What Do You Mean The Party’s Over? I Just Got Here.
Tomorrow is the last day of Kindergarten and I suddenly find myself not ready for it to end. The kids are ready- they are excited for summer and the intellectual challenge of Kindergarten faded months ago, but I think they also have a tremor of trepidation at moving up. Kindergarten is safe and familiar to them- the friends and simple routines that move them through the days. But again, summer is gleaming just out of reach, like a much craved treat- so I know they will shed any fears as easily as dropping their backpacks when getting home from school.
I, on the other hand, was just getting into the swing of things. I was finally starting to recognize the moms and know which kid went with which parent (next year in the student directory- how about pictures of the kids AND parents, please?!). I was reveling in their growing independence and confidence. Now, seemingly suddenly, everyone is ready to close the chapter on this year. I keep thinking of a high school friend of mine who’s twin sons are just graduating from high school. High school! And I am sure she feels like it went by in a blink. I have this unreasonable feeling that I am going to wake up tomorrow to fully formed teenagers donning caps & gowns and heading off to college too.
As a parent of twins, I have the incredible gift of two children to watch through each stage, however, like a singleton parent, I also get only one “shot” at each milestone. We will not pass this way again. Kindergarten is in the books and there is no second chance to do the year “better” or differently. Not that I would change anything- it’s just the finality of it.
In our upstairs hallway, like many families, we have picture frames with dozens of pictures nestled together, chronicling our adventures and the growth of the girls to this point. I am finding myself slowing to stare at their faces, the younger versions of them forever receding from the present as if carried backwards on a conveyor belt into my memory. If I pause, I can sort of “zoom in” and rekindle the moment- whether it’s the touch of baby-soft skin, the smell of infant hair, or the squirmy hugs of toddler. But then it’s gone- that connection with memory is fleeting.
This morning, when I gathered my daughters, by turns, into my lap for a cuddle- they spilled out of my lap, all long arms and legs. They would settle into stillness for a moment, their heads just resting under my chin (if I raised mine a little), and I tried to breathe in this moment- to imprint in my memory.
So, I am left with this feeling that I have just arrived at a party, in time to see everyone filling out the back door- headed on to the next adventure, their laughter drifting back into the house, echoing for a moment before fading away.

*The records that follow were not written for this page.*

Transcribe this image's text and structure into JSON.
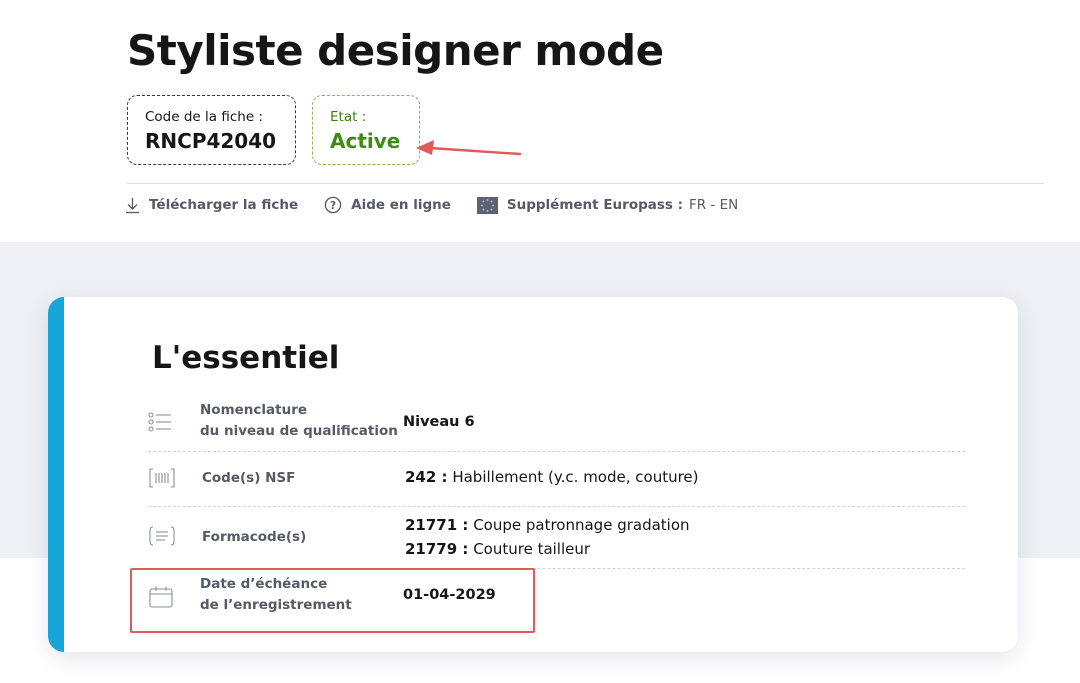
{
  "header": {
    "title": "Styliste designer mode",
    "code_label": "Code de la fiche :",
    "code_value": "RNCP42040",
    "etat_label": "Etat :",
    "etat_value": "Active"
  },
  "links": {
    "download": "Télécharger la fiche",
    "help": "Aide en ligne",
    "europass_label": "Supplément Europass :",
    "europass_langs": "FR - EN"
  },
  "essentiel": {
    "title": "L'essentiel",
    "rows": [
      {
        "label_1": "Nomenclature",
        "label_2": "du niveau de qualification",
        "value": "Niveau 6"
      },
      {
        "label": "Code(s) NSF",
        "code": "242 :",
        "text": "Habillement (y.c. mode, couture)"
      },
      {
        "label": "Formacode(s)",
        "lines": [
          {
            "code": "21771 :",
            "text": "Coupe patronnage gradation"
          },
          {
            "code": "21779 :",
            "text": "Couture tailleur"
          }
        ]
      },
      {
        "label_1": "Date d’échéance",
        "label_2": "de l’enregistrement",
        "value": "01-04-2029"
      }
    ]
  },
  "colors": {
    "active_green": "#3f8b10",
    "accent_blue": "#16a5d8",
    "annotation_red": "#df5a5a"
  }
}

I don’t want to call them back, at least not in my head (my heart may tell you a different tale), but I yearn for the chance to pause time, so that I could linger among the sights, sounds, and feelings of the moment- the way you would take in the wares in a beloved antique store.
Maybe that is what we do as parents- collect and catalog memories (along with a myriad of physical reminders) like the owner of an antiques shop, presiding over them- dusting, repairing, treasuring them, so that when our children return as customers, eager to relive or try them out, we are ready with just the right piece for their collection.
I invite you to share your thoughts on these milestones or share this post, if it resonated with you! Thanks, as always, for reading.